   LATEST COMMENTS
Michael Ringgaard
8/1/2014
REGNECENTRALEN RC 700 Piccolo
Back in 1981, my school, Sofiendalskolen in Aalborg, had a few RC700 systems, and I used them for learning to program in Pascal and COMAL. While most of these were RC702 systems, we also had an RC701 system, which I believe is quite rare. It had an 8" floppy disk drive and used a TV monitor for display.

I have made a website with more information about the RC700 computer from Regnecentralen. The site has a simulator for the RC700, which you can download, or you can try the web-based version of the simulator. There is also a number of disk images with software for the RC700 which can be used with the simulator.

I am interested in finding more software for the RC700. If you have any software on 5 1/4" floppy disks (original or not) made for (or compatible with) the RC700, please let me know. I have made a PC that can be used for reading these and create .IMD disk image files.

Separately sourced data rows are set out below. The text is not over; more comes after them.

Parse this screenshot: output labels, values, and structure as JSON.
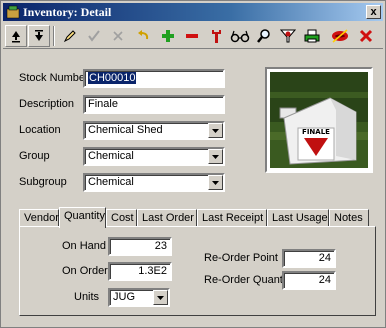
{
  "window": {
    "title": "Inventory: Detail",
    "close_label": "x"
  },
  "toolbar": {
    "buttons": [
      {
        "name": "first-record-icon"
      },
      {
        "name": "last-record-icon"
      },
      {
        "name": "edit-pencil-icon"
      },
      {
        "name": "save-check-icon"
      },
      {
        "name": "cancel-x-icon"
      },
      {
        "name": "undo-icon"
      },
      {
        "name": "add-plus-icon"
      },
      {
        "name": "delete-minus-icon"
      },
      {
        "name": "wrench-icon"
      },
      {
        "name": "glasses-icon"
      },
      {
        "name": "magnifier-icon"
      },
      {
        "name": "filter-funnel-icon"
      },
      {
        "name": "printer-icon"
      },
      {
        "name": "no-lips-icon"
      },
      {
        "name": "close-x-icon"
      }
    ]
  },
  "form": {
    "stock_number_label": "Stock Number",
    "stock_number_value": "CH00010",
    "description_label": "Description",
    "description_value": "Finale",
    "location_label": "Location",
    "location_value": "Chemical Shed",
    "group_label": "Group",
    "group_value": "Chemical",
    "subgroup_label": "Subgroup",
    "subgroup_value": "Chemical"
  },
  "image": {
    "product_label": "FINALE"
  },
  "tabs": [
    "Vendor",
    "Quantity",
    "Cost",
    "Last Order",
    "Last Receipt",
    "Last Usage",
    "Notes"
  ],
  "quantity": {
    "on_hand_label": "On Hand",
    "on_hand_value": "23",
    "on_order_label": "On Order",
    "on_order_value": "1.3E2",
    "units_label": "Units",
    "units_value": "JUG",
    "reorder_point_label": "Re-Order Point",
    "reorder_point_value": "24",
    "reorder_qty_label": "Re-Order Quantity",
    "reorder_qty_value": "24"
  },
  "colors": {
    "titlebar": "#0a246a",
    "face": "#d4d0c8",
    "selection": "#0a246a"
  }
}
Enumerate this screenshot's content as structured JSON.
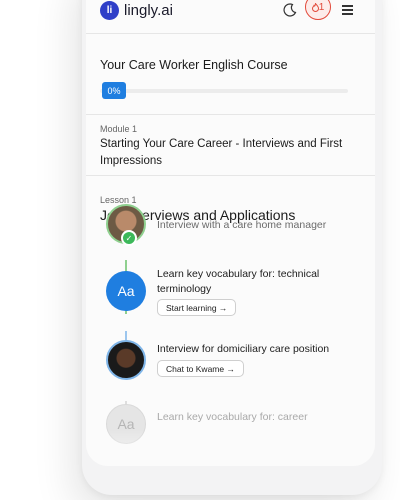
{
  "app": {
    "logo_letters": "li",
    "brand": "lingly.ai",
    "streak_count": "1"
  },
  "icons": {
    "logo": "logo-icon",
    "theme": "moon-icon",
    "streak": "flame-icon",
    "menu": "hamburger-icon",
    "completed": "check-icon"
  },
  "course": {
    "title": "Your Care Worker English Course",
    "progress_label": "0%",
    "progress_fraction": 0
  },
  "module": {
    "label": "Module 1",
    "title": "Starting Your Care Career - Interviews and First Impressions"
  },
  "lesson": {
    "label": "Lesson 1",
    "title": "Job Interviews and Applications"
  },
  "items": [
    {
      "text": "Interview with a care home manager",
      "status": "completed"
    },
    {
      "icon_text": "Aa",
      "text": "Learn key vocabulary for: technical terminology",
      "action": "Start learning →"
    },
    {
      "text": "Interview for domiciliary care position",
      "action": "Chat to Kwame →"
    },
    {
      "icon_text": "Aa",
      "text": "Learn key vocabulary for: career",
      "status": "locked"
    }
  ],
  "colors": {
    "accent": "#1f7ee0",
    "streak": "#e24a3b",
    "success": "#3cb85a"
  }
}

jason beck
8/1/2014
PANASONIC HHC
I have the entire set up of the hhc panasonic still in the brief case it came in. looking to sell it today. Program books and the instructions it was bought with. mint condition. no reasonable offer refused. questions and comments please email me. happy to show . it works . kil.liane@live.com

Stefano
7/29/2014
LITTON - MONROE OC-8880
http://home.online.no/~kr-lund/LittonMonroeOC8880.htm

The MESS project claims they need its ROM dump.
Pehaps the 2kb image in this link is useful ?

Martin
7/28/2014
VIDEO TECHNOLOGY  LASER 200 / 210
Yessss!
I just found one on eBay! And I won the auction!!

Fantastic!

Werner Augusto Roder Kai
7/26/2014
SONY  Hit-Bit 501
Please correct the information about this MSX

1 - in the Keyboard section: It''s HB-501F not HB-75F.
2 - Also Hitachi H2 and Sanyo PHC-34 have built-in tape recorders.

Also add: The A/V output is DIN-6 (non-standard), and it''s carry STEREO audio outputs.

Jack
7/21/2014
DAVID COMPUTER  PROFI 203
I just posted a bunch of information about the dAVID Computer, designed and built in Kitchener, Ontario, Canada in the early 1980''s. However, I got an error from this site when I submitted it. If there''s interest I can try again. - jc

memsom
7/21/2014
BE BeBox
If you really want a BeBox, I would go for the 133Mhz version. The 66Mhz version is too slow to run any version of BeOS very well. I owned a 66 for about 3 years, and it was a sad day when I let it go, but it was more or less useless to me by that point.

Click here to go to the top of the page   
Contact us | members | about old-computers.com | donate old-systems | FAQ
OLD-COMPUTERS.COM is hosted by - NYI (New York Internet) -